Harry Leslie Smith, a political activist who has worked with Unite and the wider Labour movement on various campaigns – most recently in getting out the vote at the last general election – celebrated his 93rd birthday today (February 25).
Harry knows more than anyone the value of our welfare state – that’s because he vividly recalls what life was like before it even existed.
Before the creation of the National Health Service, Smith, who was born in Barnsley to a destitute mining family, had to suffer the loss of his sister. She contracted tuberculosis and died in a workhouse infirmary at the age of 10 because their family could not afford medical treatment. She was buried in a pit because they could not afford a proper burial.
Poverty blighted Harry’s life and the lives of so many others before the Second World War. But once the war was over, after witnessing years of carnage and destitution both at home and abroad, Harry’s generation decided that they had had enough. And that’s when, in 1945, the welfare state was born.
Harry experienced a complete change in fortunes thanks to this very welfare state — the poverty he had known as a child would not follow him into adulthood. After serving as an RAF pilot during the Second World War, he returned to Yorkshire with his German wife. He worked various jobs, bought a home, and raised a family of four boys. He eventually emigrated to Canada, where he worked in the oriental carpet trade.

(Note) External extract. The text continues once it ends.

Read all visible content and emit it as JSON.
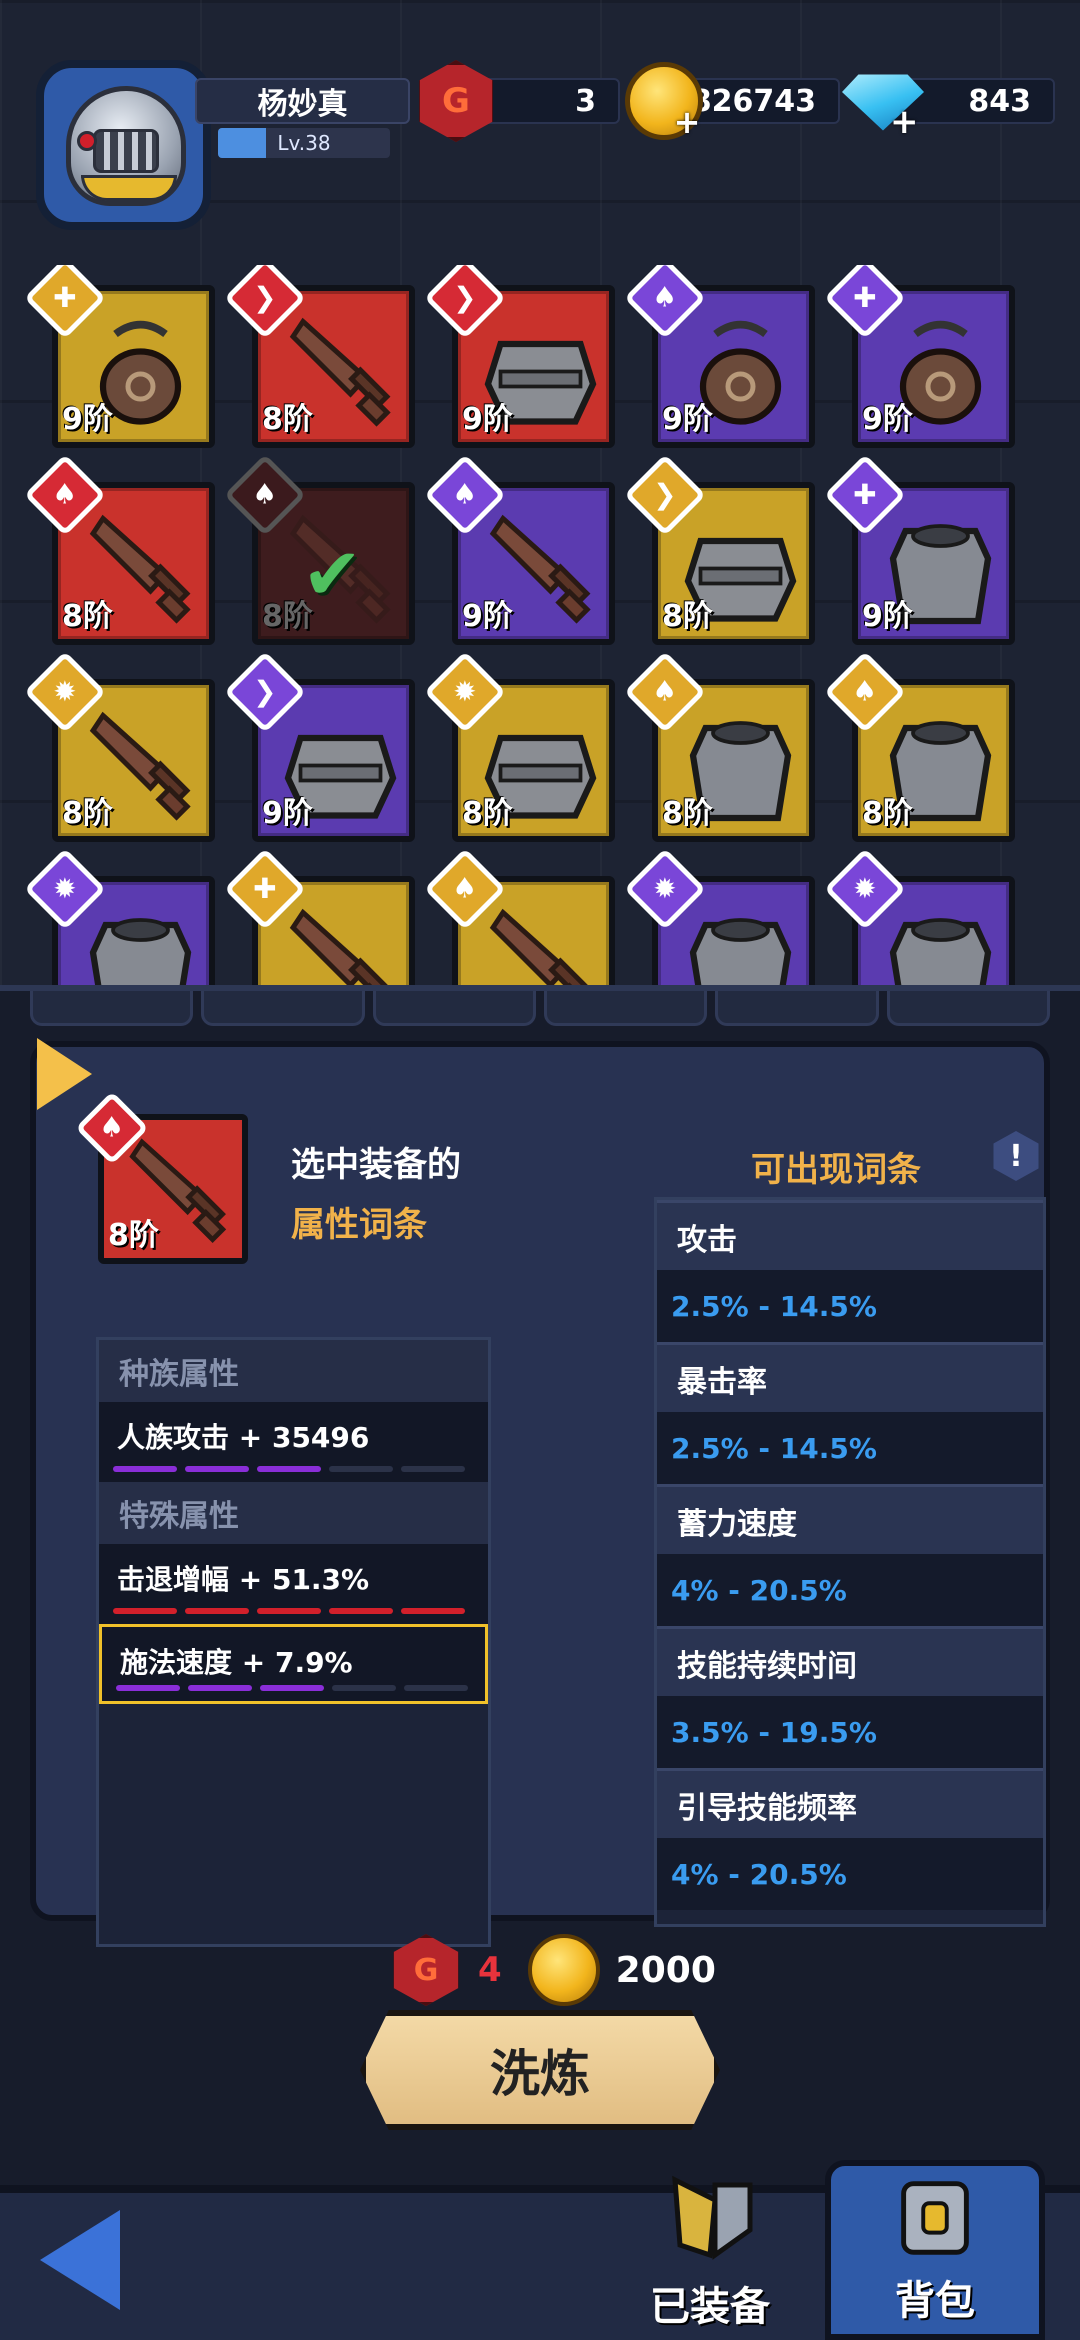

After retiring, Harry saw that the great state his generation had built was beginning to crumble as the financial crisis sent shock waves throughout the world, and — just as with the Great Depression of the 1930s — governments were doing little to help ordinary people.
Witnessing history repeating itself inspired Harry to begin writing his memoirs, Harry’s Last Stand, published in 2014. In the bestselling book, he uses his life experience as testimony to why we must stand up and fight for social institutions such as the NHS.
Harry has campaigned with Unite passionately as the Tory government seeks to destroy the all of these institutions we hold dear, and we wish him a very happy birthday as he continues his activism in support of our movement.
Unite general secretary Len McCluskey said, “Have a very happy birthday today Harry. Your work has inspired millions – warning us of the true cost of austerity and why we must all unite to defeat this threat to our jobs, our lives, our communities, our very futures. You have given us hope – and that’s the one thing that no-one, not even this Conservative government can take from our hearts. Thank you.”